PROBLEM REQUIREMENTS:
Print out the data precisely as it appears here, with no pictures.

= = = = =

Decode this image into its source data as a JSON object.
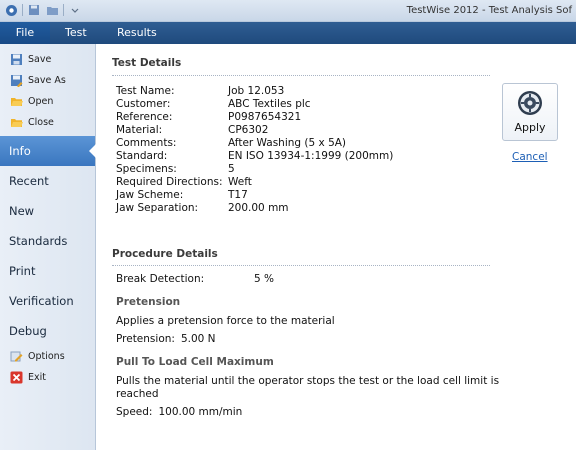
{
  "window": {
    "title": "TestWise 2012 - Test Analysis Sof"
  },
  "tabs": {
    "file": "File",
    "test": "Test",
    "results": "Results"
  },
  "sidebar": {
    "save": "Save",
    "save_as": "Save As",
    "open": "Open",
    "close": "Close",
    "info": "Info",
    "recent": "Recent",
    "new": "New",
    "standards": "Standards",
    "print": "Print",
    "verification": "Verification",
    "debug": "Debug",
    "options": "Options",
    "exit": "Exit"
  },
  "test_details": {
    "heading": "Test Details",
    "rows": [
      {
        "label": "Test Name:",
        "value": "Job 12.053"
      },
      {
        "label": "Customer:",
        "value": "ABC Textiles plc"
      },
      {
        "label": "Reference:",
        "value": "P0987654321"
      },
      {
        "label": "Material:",
        "value": "CP6302"
      },
      {
        "label": "Comments:",
        "value": "After Washing (5 x 5A)"
      },
      {
        "label": "Standard:",
        "value": "EN ISO 13934-1:1999 (200mm)"
      },
      {
        "label": "Specimens:",
        "value": "5"
      },
      {
        "label": "Required Directions:",
        "value": "Weft"
      },
      {
        "label": "Jaw Scheme:",
        "value": "T17"
      },
      {
        "label": "Jaw Separation:",
        "value": "200.00 mm"
      }
    ]
  },
  "procedure": {
    "heading": "Procedure Details",
    "break_label": "Break Detection:",
    "break_value": "5 %",
    "pretension": {
      "heading": "Pretension",
      "description": "Applies a pretension force to the material",
      "label": "Pretension:",
      "value": "5.00 N"
    },
    "pull": {
      "heading": "Pull To Load Cell Maximum",
      "description_line1": "Pulls the material until the operator stops the test or the load cell limit is",
      "description_line2": "reached",
      "label": "Speed:",
      "value": "100.00 mm/min"
    }
  },
  "actions": {
    "apply": "Apply",
    "cancel": "Cancel"
  },
  "colors": {
    "accent": "#3a76bf",
    "ribbon": "#1f4a7d",
    "link": "#1d5fb5"
  }
}
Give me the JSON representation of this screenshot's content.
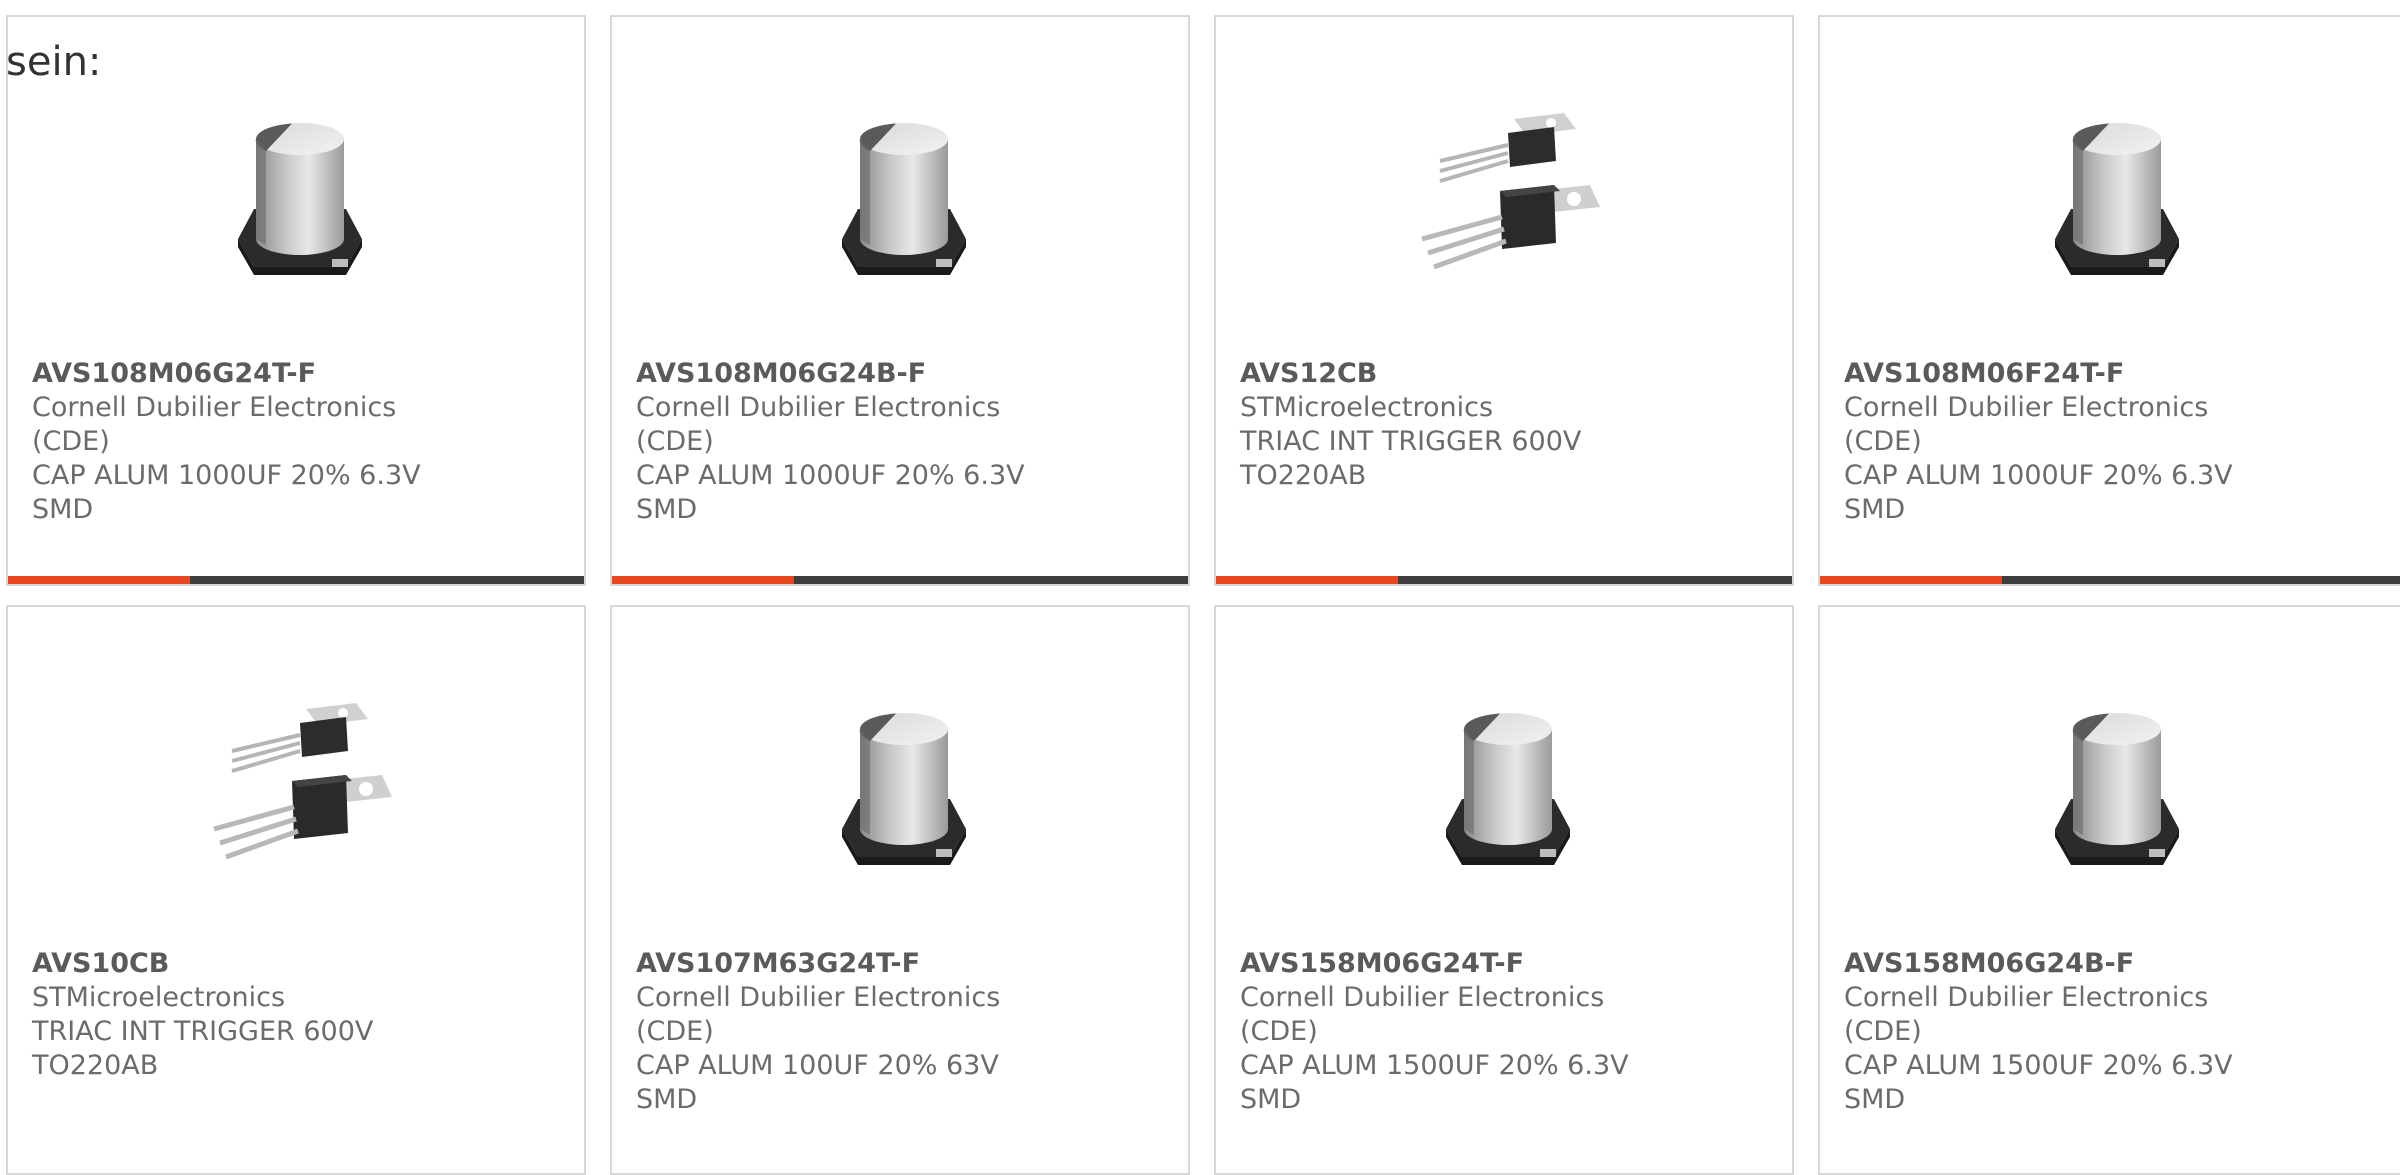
{
  "lead_text": "sein:",
  "accent_color": "#e8461f",
  "products": [
    {
      "part": "AVS108M06G24T-F",
      "manufacturer": "Cornell Dubilier Electronics (CDE)",
      "description": "CAP ALUM 1000UF 20% 6.3V SMD",
      "image": "capacitor-image"
    },
    {
      "part": "AVS108M06G24B-F",
      "manufacturer": "Cornell Dubilier Electronics (CDE)",
      "description": "CAP ALUM 1000UF 20% 6.3V SMD",
      "image": "capacitor-image"
    },
    {
      "part": "AVS12CB",
      "manufacturer": "STMicroelectronics",
      "description": "TRIAC INT TRIGGER 600V TO220AB",
      "image": "to220-image"
    },
    {
      "part": "AVS108M06F24T-F",
      "manufacturer": "Cornell Dubilier Electronics (CDE)",
      "description": "CAP ALUM 1000UF 20% 6.3V SMD",
      "image": "capacitor-image"
    },
    {
      "part": "AVS10CB",
      "manufacturer": "STMicroelectronics",
      "description": "TRIAC INT TRIGGER 600V TO220AB",
      "image": "to220-image"
    },
    {
      "part": "AVS107M63G24T-F",
      "manufacturer": "Cornell Dubilier Electronics (CDE)",
      "description": "CAP ALUM 100UF 20% 63V SMD",
      "image": "capacitor-image"
    },
    {
      "part": "AVS158M06G24T-F",
      "manufacturer": "Cornell Dubilier Electronics (CDE)",
      "description": "CAP ALUM 1500UF 20% 6.3V SMD",
      "image": "capacitor-image"
    },
    {
      "part": "AVS158M06G24B-F",
      "manufacturer": "Cornell Dubilier Electronics (CDE)",
      "description": "CAP ALUM 1500UF 20% 6.3V SMD",
      "image": "capacitor-image"
    }
  ]
}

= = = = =

WRITTEN ANSWER:
Decode this image into its source data as a JSON object.
{
  "window": {
    "title": "TestWise 2012 - Test Analysis Sof"
  },
  "tabs": {
    "file": "File",
    "test": "Test",
    "results": "Results"
  },
  "sidebar": {
    "save": "Save",
    "save_as": "Save As",
    "open": "Open",
    "close": "Close",
    "info": "Info",
    "recent": "Recent",
    "new": "New",
    "standards": "Standards",
    "print": "Print",
    "verification": "Verification",
    "debug": "Debug",
    "options": "Options",
    "exit": "Exit"
  },
  "test_details": {
    "heading": "Test Details",
    "rows": [
      {
        "label": "Test Name:",
        "value": "Job 12.053"
      },
      {
        "label": "Customer:",
        "value": "ABC Textiles plc"
      },
      {
        "label": "Reference:",
        "value": "P0987654321"
      },
      {
        "label": "Material:",
        "value": "CP6302"
      },
      {
        "label": "Comments:",
        "value": "After Washing (5 x 5A)"
      },
      {
        "label": "Standard:",
        "value": "EN ISO 13934-1:1999 (200mm)"
      },
      {
        "label": "Specimens:",
        "value": "5"
      },
      {
        "label": "Required Directions:",
        "value": "Weft"
      },
      {
        "label": "Jaw Scheme:",
        "value": "T17"
      },
      {
        "label": "Jaw Separation:",
        "value": "200.00 mm"
      }
    ]
  },
  "procedure": {
    "heading": "Procedure Details",
    "break_label": "Break Detection:",
    "break_value": "5 %",
    "pretension": {
      "heading": "Pretension",
      "description": "Applies a pretension force to the material",
      "label": "Pretension:",
      "value": "5.00 N"
    },
    "pull": {
      "heading": "Pull To Load Cell Maximum",
      "description_line1": "Pulls the material until the operator stops the test or the load cell limit is",
      "description_line2": "reached",
      "label": "Speed:",
      "value": "100.00 mm/min"
    }
  },
  "actions": {
    "apply": "Apply",
    "cancel": "Cancel"
  },
  "colors": {
    "accent": "#3a76bf",
    "ribbon": "#1f4a7d",
    "link": "#1d5fb5"
  }
}
Give me the JSON representation of this screenshot's content.
{
  "lead_text": "sein:",
  "accent_color": "#e8461f",
  "products": [
    {
      "part": "AVS108M06G24T-F",
      "manufacturer": "Cornell Dubilier Electronics (CDE)",
      "description": "CAP ALUM 1000UF 20% 6.3V SMD",
      "image": "capacitor-image"
    },
    {
      "part": "AVS108M06G24B-F",
      "manufacturer": "Cornell Dubilier Electronics (CDE)",
      "description": "CAP ALUM 1000UF 20% 6.3V SMD",
      "image": "capacitor-image"
    },
    {
      "part": "AVS12CB",
      "manufacturer": "STMicroelectronics",
      "description": "TRIAC INT TRIGGER 600V TO220AB",
      "image": "to220-image"
    },
    {
      "part": "AVS108M06F24T-F",
      "manufacturer": "Cornell Dubilier Electronics (CDE)",
      "description": "CAP ALUM 1000UF 20% 6.3V SMD",
      "image": "capacitor-image"
    },
    {
      "part": "AVS10CB",
      "manufacturer": "STMicroelectronics",
      "description": "TRIAC INT TRIGGER 600V TO220AB",
      "image": "to220-image"
    },
    {
      "part": "AVS107M63G24T-F",
      "manufacturer": "Cornell Dubilier Electronics (CDE)",
      "description": "CAP ALUM 100UF 20% 63V SMD",
      "image": "capacitor-image"
    },
    {
      "part": "AVS158M06G24T-F",
      "manufacturer": "Cornell Dubilier Electronics (CDE)",
      "description": "CAP ALUM 1500UF 20% 6.3V SMD",
      "image": "capacitor-image"
    },
    {
      "part": "AVS158M06G24B-F",
      "manufacturer": "Cornell Dubilier Electronics (CDE)",
      "description": "CAP ALUM 1500UF 20% 6.3V SMD",
      "image": "capacitor-image"
    }
  ]
}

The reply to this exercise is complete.